A single-reed instrument is a woodwind instrument that uses only one reed to produce sound. The very earliest single-reed instruments were documented in ancient Egypt, as well as the Middle East, Greece, and the Roman Empire. The earliest types of single-reed instruments used idioglottal reeds, where the vibrating reed is a tongue cut and shaped on the tube of cane. Much later, single-reed instruments started using heteroglottal reeds, where a reed is cut and separated from the tube of cane and attached to a mouthpiece of some sort. By contrast, in a double reed instrument, there is no mouthpiece; the two parts of the reed vibrate against one another. Reeds are traditionally made of cane and produce sound when air is blown across or through them. The type of instruments that use a single reed are clarinets and saxophone. The timbre of a single and double reed instrument is related to the harmonic series caused by the shape of the corpus. E.g. the clarinet is only including the odd harmonics due to air column modes canceling out the even harmonics. This may be compared to the timbre of a square wave.
Acoustic resonance is a phenomenon in which an acoustic system amplifies sound waves whose frequency matches one of its own natural frequencies of vibration.

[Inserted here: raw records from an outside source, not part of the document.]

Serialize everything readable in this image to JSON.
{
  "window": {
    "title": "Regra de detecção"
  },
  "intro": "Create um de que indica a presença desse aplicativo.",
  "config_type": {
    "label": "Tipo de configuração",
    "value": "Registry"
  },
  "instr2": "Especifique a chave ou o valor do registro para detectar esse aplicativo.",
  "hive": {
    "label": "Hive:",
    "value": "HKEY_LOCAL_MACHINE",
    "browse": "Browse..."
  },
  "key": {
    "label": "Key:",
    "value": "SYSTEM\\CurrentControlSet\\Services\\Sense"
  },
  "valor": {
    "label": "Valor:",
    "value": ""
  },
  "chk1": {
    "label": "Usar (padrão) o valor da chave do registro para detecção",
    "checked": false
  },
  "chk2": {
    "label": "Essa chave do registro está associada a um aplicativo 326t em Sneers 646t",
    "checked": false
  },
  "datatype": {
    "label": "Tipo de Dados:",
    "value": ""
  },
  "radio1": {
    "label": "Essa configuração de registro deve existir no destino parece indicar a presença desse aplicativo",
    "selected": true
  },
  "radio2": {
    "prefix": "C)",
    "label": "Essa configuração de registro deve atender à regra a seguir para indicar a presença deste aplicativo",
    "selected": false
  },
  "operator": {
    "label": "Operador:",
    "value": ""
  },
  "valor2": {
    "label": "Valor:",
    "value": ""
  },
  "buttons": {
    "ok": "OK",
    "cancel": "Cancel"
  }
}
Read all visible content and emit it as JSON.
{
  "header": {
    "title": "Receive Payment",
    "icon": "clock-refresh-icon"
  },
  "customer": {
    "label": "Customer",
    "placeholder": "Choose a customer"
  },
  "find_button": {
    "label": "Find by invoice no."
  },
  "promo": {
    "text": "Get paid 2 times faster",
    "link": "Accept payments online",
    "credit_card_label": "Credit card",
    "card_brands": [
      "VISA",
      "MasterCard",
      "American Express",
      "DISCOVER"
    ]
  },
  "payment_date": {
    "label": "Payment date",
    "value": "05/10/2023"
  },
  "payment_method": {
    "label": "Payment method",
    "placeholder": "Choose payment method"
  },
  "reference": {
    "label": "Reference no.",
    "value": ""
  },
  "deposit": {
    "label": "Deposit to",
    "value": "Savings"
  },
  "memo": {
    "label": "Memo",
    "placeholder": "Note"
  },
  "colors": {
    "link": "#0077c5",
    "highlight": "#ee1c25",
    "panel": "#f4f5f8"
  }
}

In music, the bore of a wind instrument is its interior chamber. This defines a flow path through which air travels, which is set into vibration to produce sounds. The shape of the bore has a strong influence on the instrument's timbre.
Each bass guitar tuning assigns pitches to the strings of an electric bass. Because pitches are associated with notes, bass-guitar tunings assign open notes to open strings. There are several techniques for accurately tuning the strings of an electric bass. Bass method or lesson books or videos introduce one or more tuning techniques, such as:
The whirly tube, corrugaphone, or bloogle resonator, also sold as Free-Ka in the 1960s-1970s, is an experimental musical instrument which consists of a corrugated (ribbed) plastic tube or hose, open at both ends and possibly wider at one end (bell), the thinner of which is rotated in a circle to play. It may be a few feet long and about a few inches wide. The faster the toy is swung, the higher the pitch of the note it produces, and it produces discrete notes roughly belonging to the harmonic series, like a valveless brass instrument generates different modes of vibration. However, the first and the second modes, corresponding to the fundamental and the second harmonics, are reported as being difficult to excite. To be played in concert the length of the tube must be trimmed to tune it.
Mechanical music technology is the use of any device, mechanism, machine or tool by a musician or composer to make or perform music; to compose, notate, play back or record songs or pieces; or to analyze or edit music. The earliest known applications of technology to music was prehistoric peoples' use of a tool to hand-drill holes in bones to make simple flutes. Ancient Egyptians developed stringed instruments, such as harps, lyres and lutes, which required making thin strings and some type of peg system for adjusting the pitch of the strings. Ancient Egyptians also used wind instruments such as double clarinets and percussion instruments such as cymbals. In Ancient Greece, instruments included the double-reed aulos and the lyre. Numerous instruments are referred to in the Bible, including the horn, pipe, lyre, harp, and bagpipe. During Biblical times, the cornet, flute, horn, organ, pipe, and trumpet were also used. During the Middle Ages, hand-written music notation was developed to write down the notes of religious Plainchant melodies; this notation enabled the Catholic church to disseminate the same chant melodies across its entire empire.